The Birdcatcher takes place in Ibiza, Brazil, Madagascar, and the U.S. in the 1970s, which always brings to mind a period of enormous upheaval in America. The Vietnam War was raging, the Black Power movement was strong, and protests were common. More importantly for this novel, the women’s liberation movement had arrived. The media was full of women demanding equal rights and pay; young women were questioning the roles and careers that society deemed acceptable for them. Similarly, the characters in The Birdcatcher, Amanda, Catherine, and another artist, Gillette, are also all striving to define and achieve some degree of success in artistic endeavors, despite being told by just about everyone that they aren’t quite good enough, in subtle and not-so-subtle ways.
The Birdcatcher examines ways women attempt to have autonomy in a world where men dismiss them as lesser beings. Amanda’s Brazilian lover Ensinanco tells her, “A woman never opens up for a man; a man forces her open.” When she asks him whether a man ever opens up for a woman, he answers, “That’s not a man’s nature.” Toward the end of the novel, an art critic refers to the bird catcher that Catherine Shuger has worked on for years by saying, “I still think the Bird Catcher deals with a woman’s sexual fate.” The critic’s dismissal of Catherine’s artistic vision and Catherine’s portrayal of women’s struggle to get out of the cage men have relegated them to remains poignant. Indeed, it seems to me that Gayl Jones is always writing about woman’s nature in an attempt to understand what it is, and in particular how much of that nature a woman should reveal. In The Birdcatcher as well as her previous novel, the Pulitzer Prize-nominated Palmares, numerous references are made to women who keep silent, both to stay powerful and to protect themselves.

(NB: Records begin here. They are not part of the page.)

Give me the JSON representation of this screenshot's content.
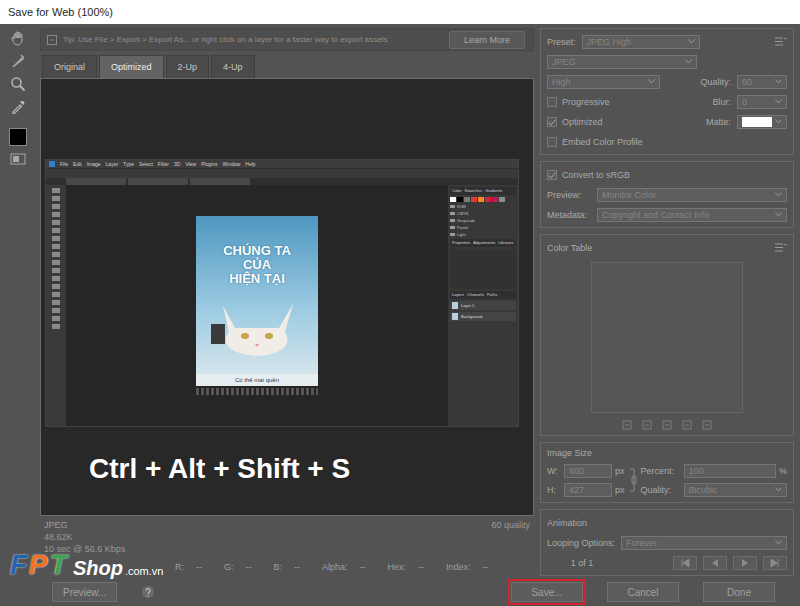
{
  "window": {
    "title": "Save for Web (100%)"
  },
  "tip": {
    "text": "Tip: Use File > Export > Export As... or right click on a layer for a faster way to export assets",
    "button": "Learn More"
  },
  "tabs": [
    {
      "label": "Original",
      "selected": false
    },
    {
      "label": "Optimized",
      "selected": true
    },
    {
      "label": "2-Up",
      "selected": false
    },
    {
      "label": "4-Up",
      "selected": false
    }
  ],
  "preview": {
    "caption": "Ctrl + Alt + Shift + S",
    "nested": {
      "menu": [
        "File",
        "Edit",
        "Image",
        "Layer",
        "Type",
        "Select",
        "Filter",
        "3D",
        "View",
        "Plugins",
        "Window",
        "Help"
      ],
      "poster": {
        "title_lines": [
          "CHÚNG TA",
          "CỦA",
          "HIỆN TẠI"
        ],
        "caption": "Có thể mai quên"
      },
      "panel_tabs": [
        "Color",
        "Swatches",
        "Gradients"
      ],
      "swatches": [
        {
          "color": "#ffffff"
        },
        {
          "color": "#000000"
        },
        {
          "color": "#7a7a7a"
        },
        {
          "color": "#e03c31"
        },
        {
          "color": "#f08a24"
        },
        {
          "color": "#d81f3a"
        },
        {
          "color": "#c2185b"
        },
        {
          "color": "#8e8e8e"
        }
      ],
      "folders": [
        "RGB",
        "CMYK",
        "Grayscale",
        "Pastel",
        "Light"
      ],
      "props_tabs": [
        "Properties",
        "Adjustments",
        "Libraries"
      ],
      "layers_tabs": [
        "Layers",
        "Channels",
        "Paths"
      ],
      "layers": [
        "Layer 1",
        "Background"
      ]
    }
  },
  "info": {
    "format": "JPEG",
    "size": "48.62K",
    "time": "10 sec @ 56.6 Kbps",
    "quality": "60 quality"
  },
  "readouts": [
    {
      "label": "R:",
      "value": "--"
    },
    {
      "label": "G:",
      "value": "--"
    },
    {
      "label": "B:",
      "value": "--"
    },
    {
      "label": "Alpha:",
      "value": "--"
    },
    {
      "label": "Hex:",
      "value": "--"
    },
    {
      "label": "Index:",
      "value": "--"
    }
  ],
  "settings": {
    "disabled": true,
    "preset": {
      "label": "Preset:",
      "value": "JPEG High"
    },
    "format": "JPEG",
    "compression": "High",
    "quality": {
      "label": "Quality:",
      "value": "60"
    },
    "progressive": {
      "label": "Progressive",
      "checked": false
    },
    "blur": {
      "label": "Blur:",
      "value": "0"
    },
    "optimized": {
      "label": "Optimized",
      "checked": true
    },
    "matte": {
      "label": "Matte:",
      "color": "#ffffff"
    },
    "embed_profile": {
      "label": "Embed Color Profile",
      "checked": false
    },
    "convert_srgb": {
      "label": "Convert to sRGB",
      "checked": true
    },
    "preview": {
      "label": "Preview:",
      "value": "Monitor Color"
    },
    "metadata": {
      "label": "Metadata:",
      "value": "Copyright and Contact Info"
    },
    "color_table": {
      "title": "Color Table"
    },
    "image_size": {
      "title": "Image Size",
      "w_label": "W:",
      "w": "800",
      "w_unit": "px",
      "h_label": "H:",
      "h": "427",
      "h_unit": "px",
      "percent_label": "Percent:",
      "percent": "100",
      "percent_unit": "%",
      "quality_label": "Quality:",
      "quality": "Bicubic"
    },
    "animation": {
      "title": "Animation",
      "looping_label": "Looping Options:",
      "looping": "Forever",
      "frame": "1 of 1"
    }
  },
  "bottom": {
    "preview_button": "Preview..."
  },
  "buttons": [
    {
      "label": "Save...",
      "highlighted": true
    },
    {
      "label": "Cancel",
      "highlighted": false
    },
    {
      "label": "Done",
      "highlighted": false
    }
  ],
  "watermark": {
    "letters": [
      {
        "text": "F",
        "color": "#1f64b3"
      },
      {
        "text": "P",
        "color": "#f37021"
      },
      {
        "text": "T",
        "color": "#3aa54a"
      }
    ],
    "shop": "Shop",
    "domain": ".com.vn"
  }
}
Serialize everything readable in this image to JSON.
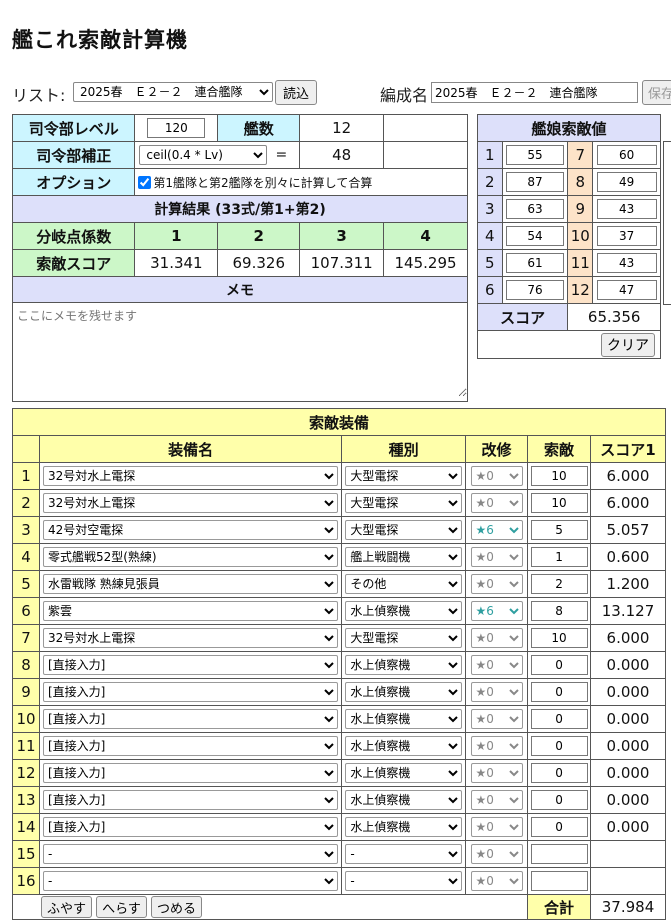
{
  "title": "艦これ索敵計算機",
  "list": {
    "label": "リスト:",
    "selected": "2025春　Ｅ２－２　連合艦隊",
    "load": "読込"
  },
  "fleetname": {
    "label": "編成名",
    "value": "2025春　Ｅ２－２　連合艦隊",
    "save": "保存"
  },
  "hq": {
    "level_label": "司令部レベル",
    "level_value": "120",
    "ships_label": "艦数",
    "ships_value": "12",
    "corr_label": "司令部補正",
    "corr_selected": "ceil(0.4 * Lv)",
    "eq": "=",
    "corr_value": "48",
    "option_label": "オプション",
    "option_text": "第1艦隊と第2艦隊を別々に計算して合算",
    "result_header": "計算結果 (33式/第1+第2)",
    "branch_label": "分岐点係数",
    "branch_values": [
      "1",
      "2",
      "3",
      "4"
    ],
    "score_label": "索敵スコア",
    "score_values": [
      "31.341",
      "69.326",
      "107.311",
      "145.295"
    ],
    "memo_label": "メモ",
    "memo_placeholder": "ここにメモを残せます"
  },
  "ships": {
    "header": "艦娘索敵値",
    "rows": [
      {
        "a": "1",
        "av": "55",
        "b": "7",
        "bv": "60"
      },
      {
        "a": "2",
        "av": "87",
        "b": "8",
        "bv": "49"
      },
      {
        "a": "3",
        "av": "63",
        "b": "9",
        "bv": "43"
      },
      {
        "a": "4",
        "av": "54",
        "b": "10",
        "bv": "37"
      },
      {
        "a": "5",
        "av": "61",
        "b": "11",
        "bv": "43"
      },
      {
        "a": "6",
        "av": "76",
        "b": "12",
        "bv": "47"
      }
    ],
    "score_label": "スコア",
    "score_value": "65.356",
    "clear": "クリア"
  },
  "equip": {
    "header": "索敵装備",
    "cols": {
      "name": "装備名",
      "type": "種別",
      "improve": "改修",
      "los": "索敵",
      "score": "スコア1"
    },
    "rows": [
      {
        "no": "1",
        "name": "32号対水上電探",
        "type": "大型電探",
        "imp": "★0",
        "los": "10",
        "score": "6.000"
      },
      {
        "no": "2",
        "name": "32号対水上電探",
        "type": "大型電探",
        "imp": "★0",
        "los": "10",
        "score": "6.000"
      },
      {
        "no": "3",
        "name": "42号対空電探",
        "type": "大型電探",
        "imp": "★6",
        "los": "5",
        "score": "5.057"
      },
      {
        "no": "4",
        "name": "零式艦戦52型(熟練)",
        "type": "艦上戦闘機",
        "imp": "★0",
        "los": "1",
        "score": "0.600"
      },
      {
        "no": "5",
        "name": "水雷戦隊 熟練見張員",
        "type": "その他",
        "imp": "★0",
        "los": "2",
        "score": "1.200"
      },
      {
        "no": "6",
        "name": "紫雲",
        "type": "水上偵察機",
        "imp": "★6",
        "los": "8",
        "score": "13.127"
      },
      {
        "no": "7",
        "name": "32号対水上電探",
        "type": "大型電探",
        "imp": "★0",
        "los": "10",
        "score": "6.000"
      },
      {
        "no": "8",
        "name": "[直接入力]",
        "type": "水上偵察機",
        "imp": "★0",
        "los": "0",
        "score": "0.000"
      },
      {
        "no": "9",
        "name": "[直接入力]",
        "type": "水上偵察機",
        "imp": "★0",
        "los": "0",
        "score": "0.000"
      },
      {
        "no": "10",
        "name": "[直接入力]",
        "type": "水上偵察機",
        "imp": "★0",
        "los": "0",
        "score": "0.000"
      },
      {
        "no": "11",
        "name": "[直接入力]",
        "type": "水上偵察機",
        "imp": "★0",
        "los": "0",
        "score": "0.000"
      },
      {
        "no": "12",
        "name": "[直接入力]",
        "type": "水上偵察機",
        "imp": "★0",
        "los": "0",
        "score": "0.000"
      },
      {
        "no": "13",
        "name": "[直接入力]",
        "type": "水上偵察機",
        "imp": "★0",
        "los": "0",
        "score": "0.000"
      },
      {
        "no": "14",
        "name": "[直接入力]",
        "type": "水上偵察機",
        "imp": "★0",
        "los": "0",
        "score": "0.000"
      },
      {
        "no": "15",
        "name": "-",
        "type": "-",
        "imp": "★0",
        "los": "",
        "score": ""
      },
      {
        "no": "16",
        "name": "-",
        "type": "-",
        "imp": "★0",
        "los": "",
        "score": ""
      }
    ],
    "buttons": {
      "add": "ふやす",
      "remove": "へらす",
      "compact": "つめる"
    },
    "total_label": "合計",
    "total_value": "37.984"
  },
  "colors": {
    "blue": "#ccf5ff",
    "lavender": "#dde0fa",
    "green": "#ccf7c8",
    "yellow": "#ffffaa",
    "peach": "#fde3c8",
    "star": "#2f9fa0"
  }
}
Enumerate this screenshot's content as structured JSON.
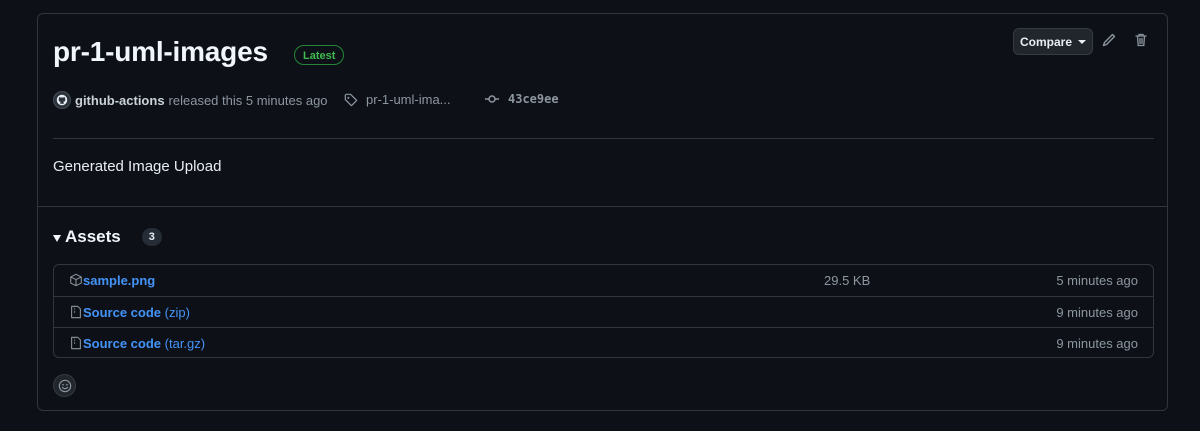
{
  "release": {
    "title": "pr-1-uml-images",
    "badge": "Latest",
    "author": "github-actions",
    "released_text": "released this 5 minutes ago",
    "tag": "pr-1-uml-ima...",
    "commit": "43ce9ee",
    "body": "Generated Image Upload",
    "compare_label": "Compare"
  },
  "assets": {
    "title": "Assets",
    "count": "3",
    "rows": [
      {
        "name": "sample.png",
        "ext": "",
        "size": "29.5 KB",
        "time": "5 minutes ago",
        "icon": "package-icon"
      },
      {
        "name": "Source code",
        "ext": " (zip)",
        "size": "",
        "time": "9 minutes ago",
        "icon": "file-zip-icon"
      },
      {
        "name": "Source code",
        "ext": " (tar.gz)",
        "size": "",
        "time": "9 minutes ago",
        "icon": "file-zip-icon"
      }
    ]
  },
  "colors": {
    "background": "#0d1117",
    "border": "#30363d",
    "link": "#4493f8",
    "badge_green": "#3fb950",
    "muted": "#8d96a0"
  }
}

The Birdcatcher consists of flashbacks and present time, as well as dreamlike sequences that defy time and place-setting. Some of the book is challenging to read: a woman shreds her genitals with broken glass; an artist may have murdered her own daughter. The world Jones has created in The Birdcatcher is an uneasy one in which women’s relationships with other women are as fraught as their relationships with men, full of innuendos and negativity, ambivalence and hostility. However, the questions Jones asks about how women define themselves and are defined by others are every bit as timely now as when The Birdcatcher was first published in Germany in 1986.
Gayl Jones is a masterful, elusive writer. The Birdcatcher doesn’t end in a neat little package tied up for the edification of the reader; it remains vague and dream-like, which is what Gayl Jones does so well. She allows the reader to take what they need and make it their own.
By Gayl Jones
Published September 13, 2022